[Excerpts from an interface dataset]
========================

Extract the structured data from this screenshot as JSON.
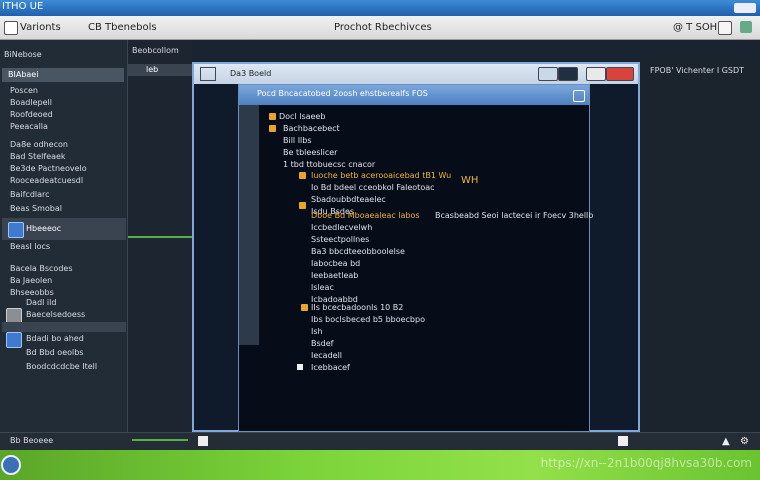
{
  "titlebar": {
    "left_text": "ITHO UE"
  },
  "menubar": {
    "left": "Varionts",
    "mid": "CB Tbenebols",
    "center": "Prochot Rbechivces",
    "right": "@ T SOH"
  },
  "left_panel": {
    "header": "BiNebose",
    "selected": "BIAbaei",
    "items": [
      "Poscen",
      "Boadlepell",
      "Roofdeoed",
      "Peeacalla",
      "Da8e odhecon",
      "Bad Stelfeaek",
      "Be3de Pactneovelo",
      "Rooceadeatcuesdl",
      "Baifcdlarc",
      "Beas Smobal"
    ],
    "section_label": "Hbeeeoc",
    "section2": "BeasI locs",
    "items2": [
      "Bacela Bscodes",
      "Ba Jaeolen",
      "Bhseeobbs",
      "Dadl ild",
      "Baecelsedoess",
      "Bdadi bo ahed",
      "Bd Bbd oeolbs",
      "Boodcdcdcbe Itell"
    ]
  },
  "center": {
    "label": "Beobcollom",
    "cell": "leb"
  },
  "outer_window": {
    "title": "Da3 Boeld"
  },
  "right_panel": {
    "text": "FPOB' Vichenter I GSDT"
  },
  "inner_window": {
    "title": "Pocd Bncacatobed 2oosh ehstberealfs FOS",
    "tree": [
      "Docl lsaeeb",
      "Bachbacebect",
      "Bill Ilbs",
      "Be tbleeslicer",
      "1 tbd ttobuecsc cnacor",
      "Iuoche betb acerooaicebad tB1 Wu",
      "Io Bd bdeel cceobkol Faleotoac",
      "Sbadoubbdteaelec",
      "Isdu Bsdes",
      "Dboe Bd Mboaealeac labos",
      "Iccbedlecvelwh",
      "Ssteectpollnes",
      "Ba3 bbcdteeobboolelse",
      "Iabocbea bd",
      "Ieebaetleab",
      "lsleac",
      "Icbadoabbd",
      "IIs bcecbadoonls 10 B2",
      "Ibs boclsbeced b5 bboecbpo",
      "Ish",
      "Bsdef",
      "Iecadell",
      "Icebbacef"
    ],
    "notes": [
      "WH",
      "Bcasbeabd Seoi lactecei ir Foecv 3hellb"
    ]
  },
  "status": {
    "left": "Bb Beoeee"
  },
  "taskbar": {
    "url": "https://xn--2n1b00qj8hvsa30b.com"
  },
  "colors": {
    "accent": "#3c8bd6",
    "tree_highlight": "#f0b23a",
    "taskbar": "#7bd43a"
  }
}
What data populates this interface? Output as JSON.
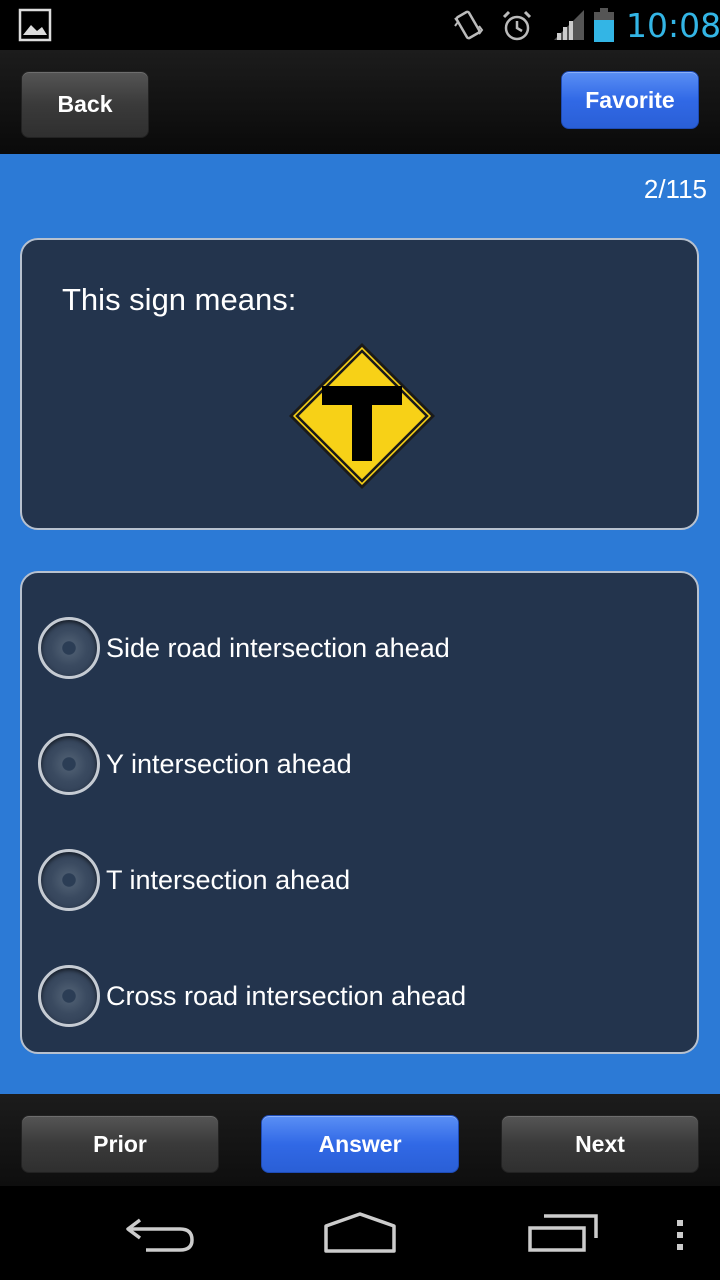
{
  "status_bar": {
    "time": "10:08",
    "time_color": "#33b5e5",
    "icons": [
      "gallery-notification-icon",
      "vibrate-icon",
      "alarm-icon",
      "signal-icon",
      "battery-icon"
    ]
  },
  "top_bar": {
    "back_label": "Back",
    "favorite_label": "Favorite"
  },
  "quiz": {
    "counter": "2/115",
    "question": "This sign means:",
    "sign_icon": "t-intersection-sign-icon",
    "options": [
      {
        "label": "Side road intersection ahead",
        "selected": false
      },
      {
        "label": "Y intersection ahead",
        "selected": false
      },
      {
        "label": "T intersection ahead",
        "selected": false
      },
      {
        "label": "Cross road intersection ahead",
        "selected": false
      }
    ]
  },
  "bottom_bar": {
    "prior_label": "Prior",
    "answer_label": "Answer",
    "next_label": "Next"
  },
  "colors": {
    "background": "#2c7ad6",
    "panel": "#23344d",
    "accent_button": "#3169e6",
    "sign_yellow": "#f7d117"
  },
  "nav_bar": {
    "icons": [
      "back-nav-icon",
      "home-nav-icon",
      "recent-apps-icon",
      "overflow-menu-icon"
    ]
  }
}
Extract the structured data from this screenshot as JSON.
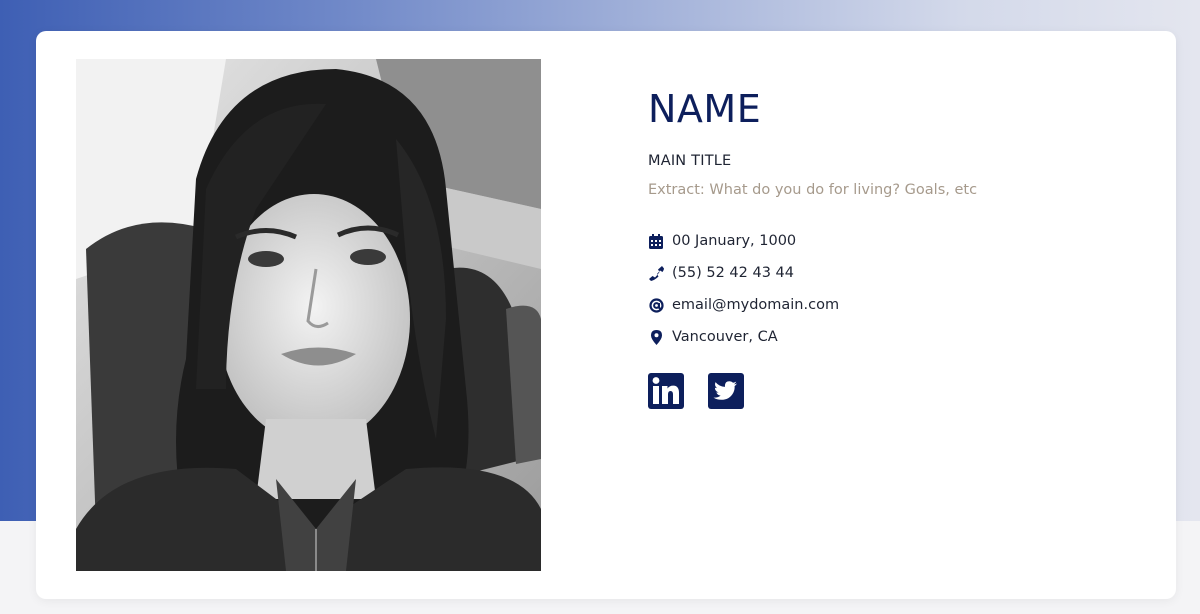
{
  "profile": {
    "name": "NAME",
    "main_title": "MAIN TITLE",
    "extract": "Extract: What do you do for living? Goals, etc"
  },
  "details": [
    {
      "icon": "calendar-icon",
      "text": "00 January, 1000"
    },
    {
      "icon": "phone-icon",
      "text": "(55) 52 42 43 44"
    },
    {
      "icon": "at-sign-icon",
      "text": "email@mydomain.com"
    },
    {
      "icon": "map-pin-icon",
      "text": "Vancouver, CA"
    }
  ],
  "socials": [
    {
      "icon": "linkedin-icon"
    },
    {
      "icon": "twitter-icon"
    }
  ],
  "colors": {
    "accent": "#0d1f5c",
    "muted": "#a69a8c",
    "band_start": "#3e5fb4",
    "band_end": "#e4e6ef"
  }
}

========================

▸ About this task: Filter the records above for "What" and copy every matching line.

▸ Your response:
What data populates this interface? Output as JSON.
    "extract": "Extract: What do you do for living? Goals, etc"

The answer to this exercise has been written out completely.